TASK: All entries must be extracted exactly, with nothing added or dropped.

RECORDS FOR THIS TASK:
= Beginning of Section =

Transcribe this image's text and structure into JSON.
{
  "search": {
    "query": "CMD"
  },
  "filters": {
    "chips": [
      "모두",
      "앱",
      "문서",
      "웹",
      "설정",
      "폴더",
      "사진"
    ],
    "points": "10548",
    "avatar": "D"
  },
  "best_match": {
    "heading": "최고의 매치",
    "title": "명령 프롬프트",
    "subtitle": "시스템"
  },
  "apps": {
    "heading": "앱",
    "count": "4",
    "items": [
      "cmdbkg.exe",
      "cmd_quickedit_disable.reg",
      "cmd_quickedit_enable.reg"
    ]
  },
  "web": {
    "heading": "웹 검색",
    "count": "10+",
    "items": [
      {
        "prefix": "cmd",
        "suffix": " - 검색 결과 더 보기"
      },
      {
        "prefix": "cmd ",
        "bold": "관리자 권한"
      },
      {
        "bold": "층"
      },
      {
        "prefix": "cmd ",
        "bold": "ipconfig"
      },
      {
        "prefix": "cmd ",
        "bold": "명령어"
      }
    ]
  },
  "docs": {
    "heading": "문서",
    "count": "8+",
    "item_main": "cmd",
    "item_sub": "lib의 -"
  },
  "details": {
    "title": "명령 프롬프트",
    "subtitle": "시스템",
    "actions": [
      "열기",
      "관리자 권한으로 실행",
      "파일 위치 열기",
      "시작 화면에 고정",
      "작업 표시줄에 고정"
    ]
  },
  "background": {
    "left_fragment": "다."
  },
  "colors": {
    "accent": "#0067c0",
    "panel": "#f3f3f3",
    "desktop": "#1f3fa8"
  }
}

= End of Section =

ANSWER SECTION:
Transcribe this image's text and structure into JSON.
{
  "search": {
    "query": "CMD"
  },
  "filters": {
    "chips": [
      "모두",
      "앱",
      "문서",
      "웹",
      "설정",
      "폴더",
      "사진"
    ],
    "points": "10548",
    "avatar": "D"
  },
  "best_match": {
    "heading": "최고의 매치",
    "title": "명령 프롬프트",
    "subtitle": "시스템"
  },
  "apps": {
    "heading": "앱",
    "count": "4",
    "items": [
      "cmdbkg.exe",
      "cmd_quickedit_disable.reg",
      "cmd_quickedit_enable.reg"
    ]
  },
  "web": {
    "heading": "웹 검색",
    "count": "10+",
    "items": [
      {
        "prefix": "cmd",
        "suffix": " - 검색 결과 더 보기"
      },
      {
        "prefix": "cmd ",
        "bold": "관리자 권한"
      },
      {
        "bold": "층"
      },
      {
        "prefix": "cmd ",
        "bold": "ipconfig"
      },
      {
        "prefix": "cmd ",
        "bold": "명령어"
      }
    ]
  },
  "docs": {
    "heading": "문서",
    "count": "8+",
    "item_main": "cmd",
    "item_sub": "lib의 -"
  },
  "details": {
    "title": "명령 프롬프트",
    "subtitle": "시스템",
    "actions": [
      "열기",
      "관리자 권한으로 실행",
      "파일 위치 열기",
      "시작 화면에 고정",
      "작업 표시줄에 고정"
    ]
  },
  "background": {
    "left_fragment": "다."
  },
  "colors": {
    "accent": "#0067c0",
    "panel": "#f3f3f3",
    "desktop": "#1f3fa8"
  }
}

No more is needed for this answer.